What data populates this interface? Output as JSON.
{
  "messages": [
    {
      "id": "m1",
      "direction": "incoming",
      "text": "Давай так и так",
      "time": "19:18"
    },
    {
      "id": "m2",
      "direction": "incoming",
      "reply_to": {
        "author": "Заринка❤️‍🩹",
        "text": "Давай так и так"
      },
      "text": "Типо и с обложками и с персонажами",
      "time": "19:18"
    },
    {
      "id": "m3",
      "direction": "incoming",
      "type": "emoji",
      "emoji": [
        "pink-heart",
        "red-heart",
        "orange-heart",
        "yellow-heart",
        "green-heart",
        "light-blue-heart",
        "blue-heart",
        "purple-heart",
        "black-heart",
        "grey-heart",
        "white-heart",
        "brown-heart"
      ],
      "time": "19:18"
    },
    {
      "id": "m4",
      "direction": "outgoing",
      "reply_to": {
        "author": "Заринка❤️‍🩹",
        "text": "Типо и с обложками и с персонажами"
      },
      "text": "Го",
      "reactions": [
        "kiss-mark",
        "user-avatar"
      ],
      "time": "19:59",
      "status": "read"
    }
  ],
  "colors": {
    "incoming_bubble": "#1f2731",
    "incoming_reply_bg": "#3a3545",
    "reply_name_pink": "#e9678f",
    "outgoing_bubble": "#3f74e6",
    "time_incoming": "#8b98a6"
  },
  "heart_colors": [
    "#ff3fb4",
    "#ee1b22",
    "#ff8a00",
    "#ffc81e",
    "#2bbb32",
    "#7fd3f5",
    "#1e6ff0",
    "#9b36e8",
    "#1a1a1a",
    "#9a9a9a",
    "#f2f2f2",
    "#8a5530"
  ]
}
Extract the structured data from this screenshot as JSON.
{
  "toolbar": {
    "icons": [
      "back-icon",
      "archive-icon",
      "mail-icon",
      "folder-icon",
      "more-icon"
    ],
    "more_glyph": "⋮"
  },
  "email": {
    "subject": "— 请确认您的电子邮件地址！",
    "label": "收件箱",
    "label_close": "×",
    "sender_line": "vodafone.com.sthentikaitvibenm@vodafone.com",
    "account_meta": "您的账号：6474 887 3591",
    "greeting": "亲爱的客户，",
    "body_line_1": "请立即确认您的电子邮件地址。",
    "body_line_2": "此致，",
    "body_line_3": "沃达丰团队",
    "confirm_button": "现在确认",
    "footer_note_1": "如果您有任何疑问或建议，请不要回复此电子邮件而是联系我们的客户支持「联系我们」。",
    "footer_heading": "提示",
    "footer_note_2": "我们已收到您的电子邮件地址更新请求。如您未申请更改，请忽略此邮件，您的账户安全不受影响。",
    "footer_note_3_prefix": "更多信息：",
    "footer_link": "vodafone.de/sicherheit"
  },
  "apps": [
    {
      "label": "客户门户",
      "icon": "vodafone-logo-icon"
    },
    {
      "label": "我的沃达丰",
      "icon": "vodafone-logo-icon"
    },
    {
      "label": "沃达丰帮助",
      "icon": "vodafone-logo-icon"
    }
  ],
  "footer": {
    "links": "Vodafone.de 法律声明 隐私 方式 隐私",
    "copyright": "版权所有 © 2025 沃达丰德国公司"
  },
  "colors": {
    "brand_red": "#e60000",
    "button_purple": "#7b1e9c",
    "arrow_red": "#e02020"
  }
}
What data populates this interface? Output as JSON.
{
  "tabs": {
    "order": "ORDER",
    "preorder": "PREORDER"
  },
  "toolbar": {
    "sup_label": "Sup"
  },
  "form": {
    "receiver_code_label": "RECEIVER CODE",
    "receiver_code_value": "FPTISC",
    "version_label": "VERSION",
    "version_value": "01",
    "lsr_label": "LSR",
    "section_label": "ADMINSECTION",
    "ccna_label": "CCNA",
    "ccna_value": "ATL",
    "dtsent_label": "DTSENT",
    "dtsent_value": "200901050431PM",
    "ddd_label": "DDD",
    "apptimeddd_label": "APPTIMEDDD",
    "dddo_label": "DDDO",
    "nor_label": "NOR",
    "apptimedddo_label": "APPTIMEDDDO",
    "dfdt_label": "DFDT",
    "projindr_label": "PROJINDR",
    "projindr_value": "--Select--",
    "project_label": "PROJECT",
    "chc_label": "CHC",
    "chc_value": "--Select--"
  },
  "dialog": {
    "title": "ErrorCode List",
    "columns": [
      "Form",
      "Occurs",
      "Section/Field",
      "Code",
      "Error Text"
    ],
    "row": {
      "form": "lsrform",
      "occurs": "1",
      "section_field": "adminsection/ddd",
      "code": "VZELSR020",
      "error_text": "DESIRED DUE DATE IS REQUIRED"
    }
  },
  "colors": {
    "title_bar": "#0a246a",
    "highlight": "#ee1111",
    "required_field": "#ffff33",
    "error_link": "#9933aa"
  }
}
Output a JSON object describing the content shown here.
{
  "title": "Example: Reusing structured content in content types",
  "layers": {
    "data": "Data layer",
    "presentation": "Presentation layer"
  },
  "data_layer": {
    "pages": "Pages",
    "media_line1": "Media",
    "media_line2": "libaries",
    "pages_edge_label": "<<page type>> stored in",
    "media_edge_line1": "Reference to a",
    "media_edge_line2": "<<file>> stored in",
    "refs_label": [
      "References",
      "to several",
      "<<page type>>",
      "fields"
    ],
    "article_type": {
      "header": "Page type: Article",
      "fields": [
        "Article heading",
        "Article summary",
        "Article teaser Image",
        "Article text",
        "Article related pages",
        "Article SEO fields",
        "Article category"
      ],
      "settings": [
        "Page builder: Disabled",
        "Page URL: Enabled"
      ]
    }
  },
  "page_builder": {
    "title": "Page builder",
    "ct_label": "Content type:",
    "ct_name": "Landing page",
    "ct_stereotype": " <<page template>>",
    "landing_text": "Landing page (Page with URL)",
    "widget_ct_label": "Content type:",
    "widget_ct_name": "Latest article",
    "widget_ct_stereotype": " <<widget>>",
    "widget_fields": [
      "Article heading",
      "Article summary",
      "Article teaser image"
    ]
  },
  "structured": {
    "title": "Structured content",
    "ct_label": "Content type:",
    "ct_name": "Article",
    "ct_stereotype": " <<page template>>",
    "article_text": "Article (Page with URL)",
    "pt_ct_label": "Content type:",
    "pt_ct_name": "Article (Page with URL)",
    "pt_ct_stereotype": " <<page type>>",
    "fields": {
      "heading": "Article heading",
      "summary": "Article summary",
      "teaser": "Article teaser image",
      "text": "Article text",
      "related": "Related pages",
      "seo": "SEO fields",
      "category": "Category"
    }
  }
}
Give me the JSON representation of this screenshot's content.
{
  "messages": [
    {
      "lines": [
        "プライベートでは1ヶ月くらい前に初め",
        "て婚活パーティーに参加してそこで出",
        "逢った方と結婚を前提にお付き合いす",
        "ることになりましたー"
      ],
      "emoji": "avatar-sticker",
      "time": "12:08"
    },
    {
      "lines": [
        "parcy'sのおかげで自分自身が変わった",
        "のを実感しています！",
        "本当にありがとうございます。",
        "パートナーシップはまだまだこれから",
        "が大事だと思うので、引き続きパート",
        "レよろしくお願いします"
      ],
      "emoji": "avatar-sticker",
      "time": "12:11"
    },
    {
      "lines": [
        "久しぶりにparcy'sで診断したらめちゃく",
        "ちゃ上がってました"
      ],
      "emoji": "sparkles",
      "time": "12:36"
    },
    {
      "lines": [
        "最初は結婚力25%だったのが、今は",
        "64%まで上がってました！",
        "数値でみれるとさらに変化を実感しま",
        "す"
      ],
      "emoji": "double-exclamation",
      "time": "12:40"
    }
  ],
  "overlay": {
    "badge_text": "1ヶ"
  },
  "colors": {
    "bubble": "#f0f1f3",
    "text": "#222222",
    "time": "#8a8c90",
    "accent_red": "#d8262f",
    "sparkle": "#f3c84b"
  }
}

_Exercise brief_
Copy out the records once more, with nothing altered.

_Response to the task_
What data populates this interface? Output as JSON.
{
  "messages": [
    {
      "id": "m1",
      "direction": "incoming",
      "text": "Давай так и так",
      "time": "19:18"
    },
    {
      "id": "m2",
      "direction": "incoming",
      "reply_to": {
        "author": "Заринка❤️‍🩹",
        "text": "Давай так и так"
      },
      "text": "Типо и с обложками и с персонажами",
      "time": "19:18"
    },
    {
      "id": "m3",
      "direction": "incoming",
      "type": "emoji",
      "emoji": [
        "pink-heart",
        "red-heart",
        "orange-heart",
        "yellow-heart",
        "green-heart",
        "light-blue-heart",
        "blue-heart",
        "purple-heart",
        "black-heart",
        "grey-heart",
        "white-heart",
        "brown-heart"
      ],
      "time": "19:18"
    },
    {
      "id": "m4",
      "direction": "outgoing",
      "reply_to": {
        "author": "Заринка❤️‍🩹",
        "text": "Типо и с обложками и с персонажами"
      },
      "text": "Го",
      "reactions": [
        "kiss-mark",
        "user-avatar"
      ],
      "time": "19:59",
      "status": "read"
    }
  ],
  "colors": {
    "incoming_bubble": "#1f2731",
    "incoming_reply_bg": "#3a3545",
    "reply_name_pink": "#e9678f",
    "outgoing_bubble": "#3f74e6",
    "time_incoming": "#8b98a6"
  },
  "heart_colors": [
    "#ff3fb4",
    "#ee1b22",
    "#ff8a00",
    "#ffc81e",
    "#2bbb32",
    "#7fd3f5",
    "#1e6ff0",
    "#9b36e8",
    "#1a1a1a",
    "#9a9a9a",
    "#f2f2f2",
    "#8a5530"
  ]
}
Extract the structured data from this screenshot as JSON.
{
  "toolbar": {
    "icons": [
      "back-icon",
      "archive-icon",
      "mail-icon",
      "folder-icon",
      "more-icon"
    ],
    "more_glyph": "⋮"
  },
  "email": {
    "subject": "— 请确认您的电子邮件地址！",
    "label": "收件箱",
    "label_close": "×",
    "sender_line": "vodafone.com.sthentikaitvibenm@vodafone.com",
    "account_meta": "您的账号：6474 887 3591",
    "greeting": "亲爱的客户，",
    "body_line_1": "请立即确认您的电子邮件地址。",
    "body_line_2": "此致，",
    "body_line_3": "沃达丰团队",
    "confirm_button": "现在确认",
    "footer_note_1": "如果您有任何疑问或建议，请不要回复此电子邮件而是联系我们的客户支持「联系我们」。",
    "footer_heading": "提示",
    "footer_note_2": "我们已收到您的电子邮件地址更新请求。如您未申请更改，请忽略此邮件，您的账户安全不受影响。",
    "footer_note_3_prefix": "更多信息：",
    "footer_link": "vodafone.de/sicherheit"
  },
  "apps": [
    {
      "label": "客户门户",
      "icon": "vodafone-logo-icon"
    },
    {
      "label": "我的沃达丰",
      "icon": "vodafone-logo-icon"
    },
    {
      "label": "沃达丰帮助",
      "icon": "vodafone-logo-icon"
    }
  ],
  "footer": {
    "links": "Vodafone.de 法律声明 隐私 方式 隐私",
    "copyright": "版权所有 © 2025 沃达丰德国公司"
  },
  "colors": {
    "brand_red": "#e60000",
    "button_purple": "#7b1e9c",
    "arrow_red": "#e02020"
  }
}
What data populates this interface? Output as JSON.
{
  "tabs": {
    "order": "ORDER",
    "preorder": "PREORDER"
  },
  "toolbar": {
    "sup_label": "Sup"
  },
  "form": {
    "receiver_code_label": "RECEIVER CODE",
    "receiver_code_value": "FPTISC",
    "version_label": "VERSION",
    "version_value": "01",
    "lsr_label": "LSR",
    "section_label": "ADMINSECTION",
    "ccna_label": "CCNA",
    "ccna_value": "ATL",
    "dtsent_label": "DTSENT",
    "dtsent_value": "200901050431PM",
    "ddd_label": "DDD",
    "apptimeddd_label": "APPTIMEDDD",
    "dddo_label": "DDDO",
    "nor_label": "NOR",
    "apptimedddo_label": "APPTIMEDDDO",
    "dfdt_label": "DFDT",
    "projindr_label": "PROJINDR",
    "projindr_value": "--Select--",
    "project_label": "PROJECT",
    "chc_label": "CHC",
    "chc_value": "--Select--"
  },
  "dialog": {
    "title": "ErrorCode List",
    "columns": [
      "Form",
      "Occurs",
      "Section/Field",
      "Code",
      "Error Text"
    ],
    "row": {
      "form": "lsrform",
      "occurs": "1",
      "section_field": "adminsection/ddd",
      "code": "VZELSR020",
      "error_text": "DESIRED DUE DATE IS REQUIRED"
    }
  },
  "colors": {
    "title_bar": "#0a246a",
    "highlight": "#ee1111",
    "required_field": "#ffff33",
    "error_link": "#9933aa"
  }
}
Output a JSON object describing the content shown here.
{
  "title": "Example: Reusing structured content in content types",
  "layers": {
    "data": "Data layer",
    "presentation": "Presentation layer"
  },
  "data_layer": {
    "pages": "Pages",
    "media_line1": "Media",
    "media_line2": "libaries",
    "pages_edge_label": "<<page type>> stored in",
    "media_edge_line1": "Reference to a",
    "media_edge_line2": "<<file>> stored in",
    "refs_label": [
      "References",
      "to several",
      "<<page type>>",
      "fields"
    ],
    "article_type": {
      "header": "Page type: Article",
      "fields": [
        "Article heading",
        "Article summary",
        "Article teaser Image",
        "Article text",
        "Article related pages",
        "Article SEO fields",
        "Article category"
      ],
      "settings": [
        "Page builder: Disabled",
        "Page URL: Enabled"
      ]
    }
  },
  "page_builder": {
    "title": "Page builder",
    "ct_label": "Content type:",
    "ct_name": "Landing page",
    "ct_stereotype": " <<page template>>",
    "landing_text": "Landing page (Page with URL)",
    "widget_ct_label": "Content type:",
    "widget_ct_name": "Latest article",
    "widget_ct_stereotype": " <<widget>>",
    "widget_fields": [
      "Article heading",
      "Article summary",
      "Article teaser image"
    ]
  },
  "structured": {
    "title": "Structured content",
    "ct_label": "Content type:",
    "ct_name": "Article",
    "ct_stereotype": " <<page template>>",
    "article_text": "Article (Page with URL)",
    "pt_ct_label": "Content type:",
    "pt_ct_name": "Article (Page with URL)",
    "pt_ct_stereotype": " <<page type>>",
    "fields": {
      "heading": "Article heading",
      "summary": "Article summary",
      "teaser": "Article teaser image",
      "text": "Article text",
      "related": "Related pages",
      "seo": "SEO fields",
      "category": "Category"
    }
  }
}
Give me the JSON representation of this screenshot's content.
{
  "messages": [
    {
      "lines": [
        "プライベートでは1ヶ月くらい前に初め",
        "て婚活パーティーに参加してそこで出",
        "逢った方と結婚を前提にお付き合いす",
        "ることになりましたー"
      ],
      "emoji": "avatar-sticker",
      "time": "12:08"
    },
    {
      "lines": [
        "parcy'sのおかげで自分自身が変わった",
        "のを実感しています！",
        "本当にありがとうございます。",
        "パートナーシップはまだまだこれから",
        "が大事だと思うので、引き続きパート",
        "レよろしくお願いします"
      ],
      "emoji": "avatar-sticker",
      "time": "12:11"
    },
    {
      "lines": [
        "久しぶりにparcy'sで診断したらめちゃく",
        "ちゃ上がってました"
      ],
      "emoji": "sparkles",
      "time": "12:36"
    },
    {
      "lines": [
        "最初は結婚力25%だったのが、今は",
        "64%まで上がってました！",
        "数値でみれるとさらに変化を実感しま",
        "す"
      ],
      "emoji": "double-exclamation",
      "time": "12:40"
    }
  ],
  "overlay": {
    "badge_text": "1ヶ"
  },
  "colors": {
    "bubble": "#f0f1f3",
    "text": "#222222",
    "time": "#8a8c90",
    "accent_red": "#d8262f",
    "sparkle": "#f3c84b"
  }
}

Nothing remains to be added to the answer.